Available in paperback. Revell, 2009; ISBN: 0800732758; 218 pages.
Mary Byers, author of The Mother Load: How to Meet Your Own Needs While Caring for Your Family and How to Say No . . . And Live to Tell about It, juggles both a freelance corporate writing and speaking business with her responsibilities as a wife and mother of two school-aged children. She does it successfully and has just released a new book sharing how she does it.
Making Work at Home Work is not a “how to start a home-based business” book. You can find a ton of those already. No, this is a much needed follow-up for those who have already started their businesses and need some direction in how to keep it going. As the title says, it helps those seeking to successfully grow a business and a family under one roof. It’s not about starting, but about maintaining. It’s not just about your business either. That is included, of course, but it’s also about your family: your husband, your children and yourself. It’s about having all of that and your sanity, too.
Here are some of the discussions within the book that I found most helpful.
- Understanding the difference between a SAHM and a WAHM is more than one letter
- Determining why you’re working and how much is enough
- The Parental Pact *A vital chapter!*
- Setting limits, boundaries, goals and regular work hours
- Creative child care options and determining when and if you need them
- How to distinguish and handle both kinds of guilt: good guilt and that comes from the Enemy
- What, when and how can you subcontract in order to raise revenue
The book also contains chapters on taxes, retirement, supper swaps, vacations, faith and sanity. Readers enjoy profiles of real moms running real businesses and how they do it.
I only saw one downside, and it’s minimal. The beginning chapters seemed redundant, not to other sources, but to themselves. Speakers tend to reiterate their point frequently throughout their speeches. Writers don’t need to do that because readers can simply turn back a page or a chapter and re-read what they missed. At conferences or lectures, though, listeners can’t turn back time. They need to hear the point over and over to get it. The beginning couple chapters were like that. The author repeated herself frequently to make sure we got the point.
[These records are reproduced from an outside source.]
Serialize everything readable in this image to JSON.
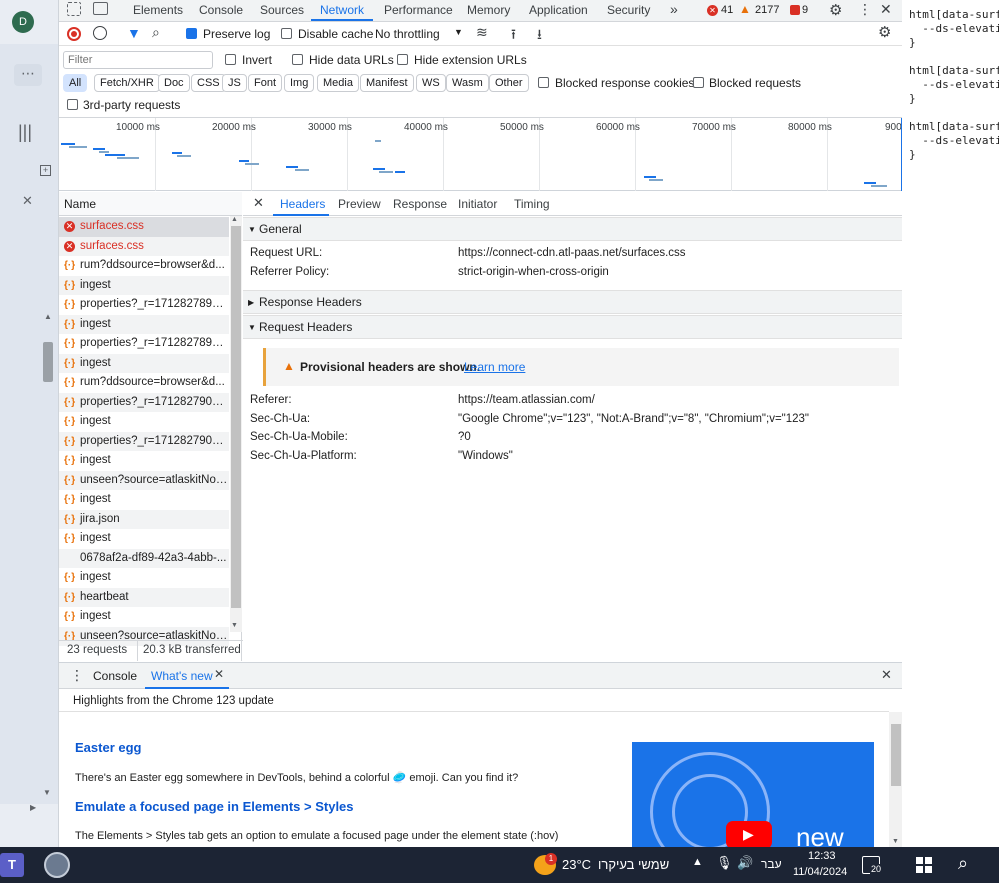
{
  "left": {
    "avatar_initial": "D"
  },
  "tabs": [
    "Elements",
    "Console",
    "Sources",
    "Network",
    "Performance",
    "Memory",
    "Application",
    "Security"
  ],
  "active_tab": "Network",
  "counters": {
    "errors": "41",
    "warnings": "2177",
    "issues": "9"
  },
  "toolbar": {
    "preserve_log": "Preserve log",
    "disable_cache": "Disable cache",
    "throttling": "No throttling"
  },
  "filter": {
    "placeholder": "Filter",
    "invert": "Invert",
    "hide_data": "Hide data URLs",
    "hide_ext": "Hide extension URLs",
    "types": [
      "All",
      "Fetch/XHR",
      "Doc",
      "CSS",
      "JS",
      "Font",
      "Img",
      "Media",
      "Manifest",
      "WS",
      "Wasm",
      "Other"
    ],
    "blocked_cookies": "Blocked response cookies",
    "blocked_requests": "Blocked requests",
    "third_party": "3rd-party requests"
  },
  "timeline": {
    "ticks": [
      "10000 ms",
      "20000 ms",
      "30000 ms",
      "40000 ms",
      "50000 ms",
      "60000 ms",
      "70000 ms",
      "80000 ms",
      "900"
    ]
  },
  "requests": {
    "header": "Name",
    "items": [
      {
        "name": "surfaces.css",
        "status": "error"
      },
      {
        "name": "surfaces.css",
        "status": "error"
      },
      {
        "name": "rum?ddsource=browser&d...",
        "status": "fetch"
      },
      {
        "name": "ingest",
        "status": "fetch"
      },
      {
        "name": "properties?_r=17128278923...",
        "status": "fetch"
      },
      {
        "name": "ingest",
        "status": "fetch"
      },
      {
        "name": "properties?_r=17128278957...",
        "status": "fetch"
      },
      {
        "name": "ingest",
        "status": "fetch"
      },
      {
        "name": "rum?ddsource=browser&d...",
        "status": "fetch"
      },
      {
        "name": "properties?_r=17128279027...",
        "status": "fetch"
      },
      {
        "name": "ingest",
        "status": "fetch"
      },
      {
        "name": "properties?_r=17128279097...",
        "status": "fetch"
      },
      {
        "name": "ingest",
        "status": "fetch"
      },
      {
        "name": "unseen?source=atlaskitNoti...",
        "status": "fetch"
      },
      {
        "name": "ingest",
        "status": "fetch"
      },
      {
        "name": "jira.json",
        "status": "fetch"
      },
      {
        "name": "ingest",
        "status": "fetch"
      },
      {
        "name": "0678af2a-df89-42a3-4abb-...",
        "status": "none"
      },
      {
        "name": "ingest",
        "status": "fetch"
      },
      {
        "name": "heartbeat",
        "status": "fetch"
      },
      {
        "name": "ingest",
        "status": "fetch"
      },
      {
        "name": "unseen?source=atlaskitNoti...",
        "status": "fetch"
      }
    ],
    "status_count": "23 requests",
    "status_transferred": "20.3 kB transferred"
  },
  "details": {
    "tabs": [
      "Headers",
      "Preview",
      "Response",
      "Initiator",
      "Timing"
    ],
    "general_title": "General",
    "request_url_label": "Request URL:",
    "request_url": "https://connect-cdn.atl-paas.net/surfaces.css",
    "referrer_policy_label": "Referrer Policy:",
    "referrer_policy": "strict-origin-when-cross-origin",
    "response_headers_title": "Response Headers",
    "request_headers_title": "Request Headers",
    "provisional": "Provisional headers are shown.",
    "learn_more": "Learn more",
    "headers": [
      {
        "k": "Referer:",
        "v": "https://team.atlassian.com/"
      },
      {
        "k": "Sec-Ch-Ua:",
        "v": "\"Google Chrome\";v=\"123\", \"Not:A-Brand\";v=\"8\", \"Chromium\";v=\"123\""
      },
      {
        "k": "Sec-Ch-Ua-Mobile:",
        "v": "?0"
      },
      {
        "k": "Sec-Ch-Ua-Platform:",
        "v": "\"Windows\""
      }
    ]
  },
  "drawer": {
    "tabs": [
      "Console",
      "What's new"
    ],
    "highlight": "Highlights from the Chrome 123 update",
    "h1": "Easter egg",
    "p1": "There's an Easter egg somewhere in DevTools, behind a colorful 🥏 emoji. Can you find it?",
    "h2": "Emulate a focused page in Elements > Styles",
    "p2": "The Elements > Styles tab gets an option to emulate a focused page under the element state (:hov)",
    "new_label": "new"
  },
  "code_lines": [
    "html[data-surf",
    "  --ds-elevati",
    "}",
    "",
    "html[data-surf",
    "  --ds-elevati",
    "}",
    "",
    "html[data-surf",
    "  --ds-elevati",
    "}"
  ],
  "taskbar": {
    "temp": "23°C",
    "weather": "שמשי בעיקרו",
    "lang": "עבר",
    "time": "12:33",
    "date": "11/04/2024",
    "notif": "20",
    "weather_badge": "1"
  }
}
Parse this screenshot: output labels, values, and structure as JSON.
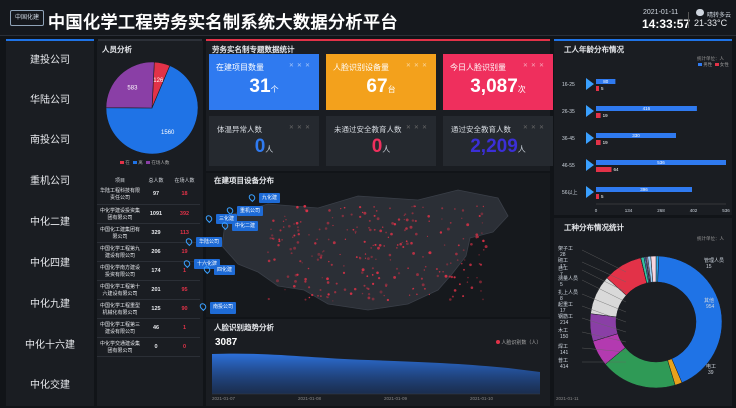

By the fourth chapter (forty pages in) this stopped.
Final Thoughts: It’s a fantastic book, one I wish I’d had years ago with my first work-at-home ventures.